(Items from an interface collection)

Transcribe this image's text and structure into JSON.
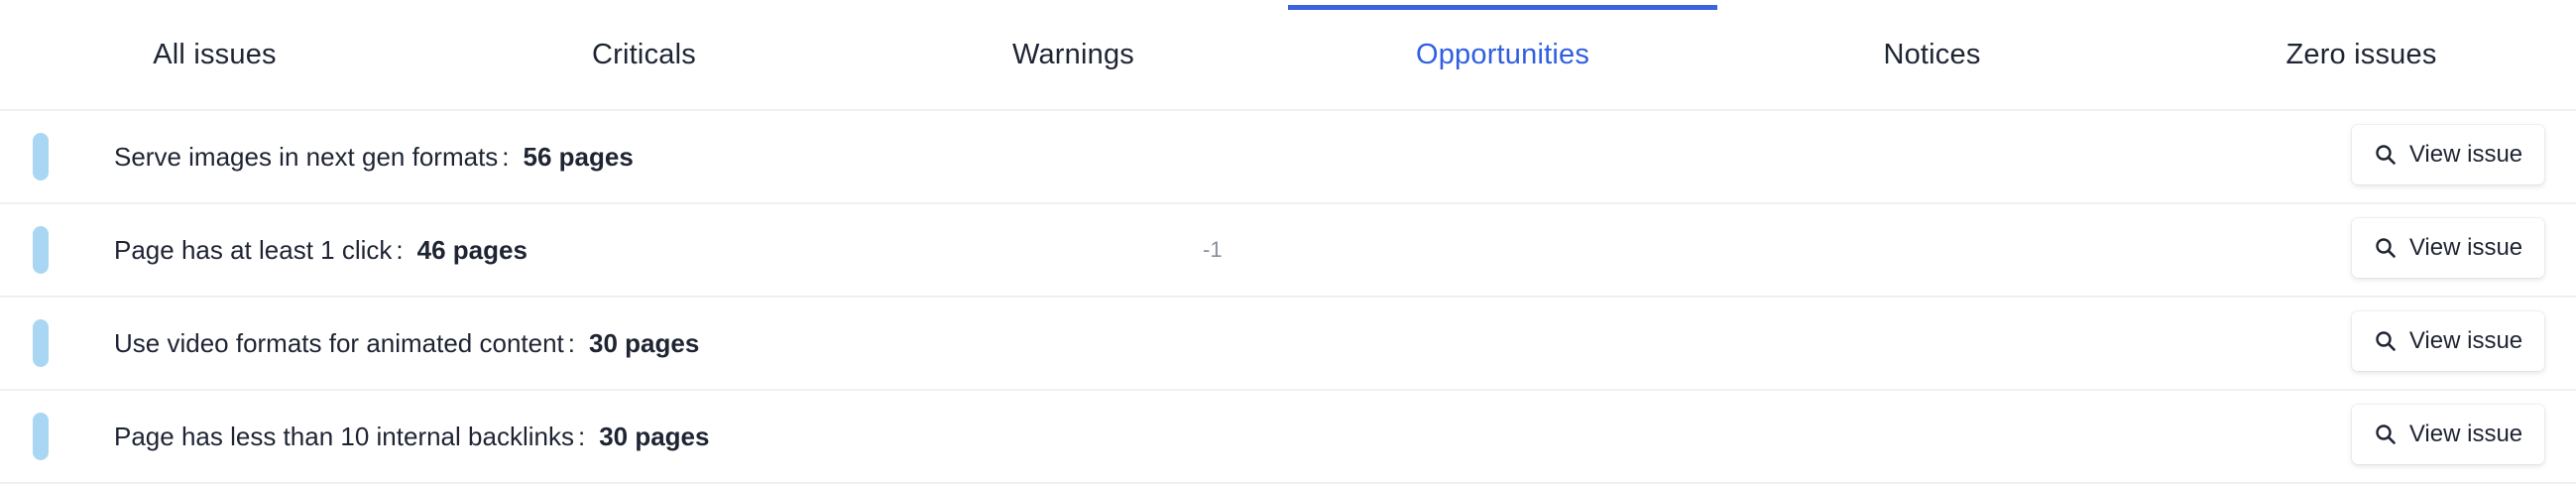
{
  "tabs": [
    {
      "label": "All issues",
      "active": false
    },
    {
      "label": "Criticals",
      "active": false
    },
    {
      "label": "Warnings",
      "active": false
    },
    {
      "label": "Opportunities",
      "active": true
    },
    {
      "label": "Notices",
      "active": false
    },
    {
      "label": "Zero issues",
      "active": false
    }
  ],
  "colors": {
    "accent": "#2f5fe0",
    "indicator": "#a9d7f3",
    "text": "#1f2433",
    "divider": "#eef0f3"
  },
  "rows": [
    {
      "title": "Serve images in next gen formats",
      "separator": ":",
      "count": "56 pages",
      "delta": "",
      "button_label": "View issue",
      "button_icon": "search-icon"
    },
    {
      "title": "Page has at least 1 click",
      "separator": ":",
      "count": "46 pages",
      "delta": "-1",
      "button_label": "View issue",
      "button_icon": "search-icon"
    },
    {
      "title": "Use video formats for animated content",
      "separator": ":",
      "count": "30 pages",
      "delta": "",
      "button_label": "View issue",
      "button_icon": "search-icon"
    },
    {
      "title": "Page has less than 10 internal backlinks",
      "separator": ":",
      "count": "30 pages",
      "delta": "",
      "button_label": "View issue",
      "button_icon": "search-icon"
    }
  ]
}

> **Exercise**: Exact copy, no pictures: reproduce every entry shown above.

> **Worked solution**:
Transcribe this image's text and structure into JSON.
{
  "tabs": [
    {
      "label": "All issues",
      "active": false
    },
    {
      "label": "Criticals",
      "active": false
    },
    {
      "label": "Warnings",
      "active": false
    },
    {
      "label": "Opportunities",
      "active": true
    },
    {
      "label": "Notices",
      "active": false
    },
    {
      "label": "Zero issues",
      "active": false
    }
  ],
  "colors": {
    "accent": "#2f5fe0",
    "indicator": "#a9d7f3",
    "text": "#1f2433",
    "divider": "#eef0f3"
  },
  "rows": [
    {
      "title": "Serve images in next gen formats",
      "separator": ":",
      "count": "56 pages",
      "delta": "",
      "button_label": "View issue",
      "button_icon": "search-icon"
    },
    {
      "title": "Page has at least 1 click",
      "separator": ":",
      "count": "46 pages",
      "delta": "-1",
      "button_label": "View issue",
      "button_icon": "search-icon"
    },
    {
      "title": "Use video formats for animated content",
      "separator": ":",
      "count": "30 pages",
      "delta": "",
      "button_label": "View issue",
      "button_icon": "search-icon"
    },
    {
      "title": "Page has less than 10 internal backlinks",
      "separator": ":",
      "count": "30 pages",
      "delta": "",
      "button_label": "View issue",
      "button_icon": "search-icon"
    }
  ]
}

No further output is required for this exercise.